Tanzania wants to fund its multibillion-dollar railway, aircraft modernisation and energy projects with its own resources, President John Magufuli has said.
“We already have the funds for the construction of the standard gauge railway until its completion from Dar es Salaam to Isaka. We also have the resources internally to fund the construction of the Stiegler Gorge hydroelectricity project,” President Magufuli said at the opening of a tobacco processing cigarette factory on Monday.
Last week, it emerged that Tanzania had already paid more than $500 million to Turkish firm Yapi Merkezi and Portuguese firm Mota-Engil for the construction of the second phase of the projects. The first phase was awarded in February last year, to build the $1.2 billion 205-km railway that will run from Dar es Salaam to Morogoro.
Last week, the contractors were given the go-ahead to build the 422-km second phase between Morogoro and Dodoma at a cost of $1.9 billion.
Tanzania has already released part of the funds for the projects.
The agreement between Kigali and Dar on the design, tendering and financing will see the two countries work jointly on financing.
From the previous design, the 1,320km SGR project was expected to cost the two countries $2.5 billion.
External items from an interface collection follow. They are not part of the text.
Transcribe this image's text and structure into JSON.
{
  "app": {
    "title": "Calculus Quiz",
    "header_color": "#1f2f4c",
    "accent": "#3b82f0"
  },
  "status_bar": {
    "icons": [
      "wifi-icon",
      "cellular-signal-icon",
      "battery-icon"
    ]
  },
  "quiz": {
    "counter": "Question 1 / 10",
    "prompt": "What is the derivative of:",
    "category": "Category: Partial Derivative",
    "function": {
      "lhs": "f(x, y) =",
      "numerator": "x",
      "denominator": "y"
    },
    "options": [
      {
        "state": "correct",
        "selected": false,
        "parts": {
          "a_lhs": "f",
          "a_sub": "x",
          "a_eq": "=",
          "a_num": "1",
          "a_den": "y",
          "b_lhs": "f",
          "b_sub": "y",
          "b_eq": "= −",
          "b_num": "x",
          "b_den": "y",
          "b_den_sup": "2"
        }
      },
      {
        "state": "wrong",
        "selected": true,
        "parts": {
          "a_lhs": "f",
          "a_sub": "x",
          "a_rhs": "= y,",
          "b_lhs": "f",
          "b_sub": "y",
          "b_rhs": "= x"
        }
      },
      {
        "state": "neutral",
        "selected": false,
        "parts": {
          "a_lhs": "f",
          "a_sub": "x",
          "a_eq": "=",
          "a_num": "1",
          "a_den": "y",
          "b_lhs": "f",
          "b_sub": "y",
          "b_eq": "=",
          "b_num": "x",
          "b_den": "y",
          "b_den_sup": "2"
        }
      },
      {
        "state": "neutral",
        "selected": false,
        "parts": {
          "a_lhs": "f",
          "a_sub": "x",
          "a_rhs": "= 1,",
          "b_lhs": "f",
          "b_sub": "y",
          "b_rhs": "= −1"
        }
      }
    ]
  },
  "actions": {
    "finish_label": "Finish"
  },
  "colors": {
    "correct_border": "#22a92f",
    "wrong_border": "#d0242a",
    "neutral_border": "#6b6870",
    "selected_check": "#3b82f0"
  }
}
Tanzania was expected to pay $1.3 billion and Rwanda $1.2 billion. However, opting for an electric rail could increase the costs.
In the recent past, the two countries have preferred a different mix of models to fund their infrastructure projects. In the first two phases of its SGR, Tanzania has opted for its own domestic’s sources to fund the $1.2 billion contract.
“We will consider a financing that’s good for our people,” Makame Mbarawa, the Tanzanian Minister for Works, Transports and Communications said.
Tanzania is also planning to build the Stiegler’s Gorge hydroelectric project along Rufiji River. Once complete, the project is expected to generate 2,100MW of electricity, effectively doubling Tanzania’s power generation capacity, while also diversifying its energy mix and ending chronic electricity shortages.
The country’s current available power generation capacity is 1,500MW, against a demand of 1,352MW.
Tanzania’s recent budget statement paints a picture of a government struggling to meet its revenue targets so it is unclear how the projects will be funded.
The country plans to spend $14.3 billion in the 2018/19 financial year, with the bulk of this covering infrastructural projects.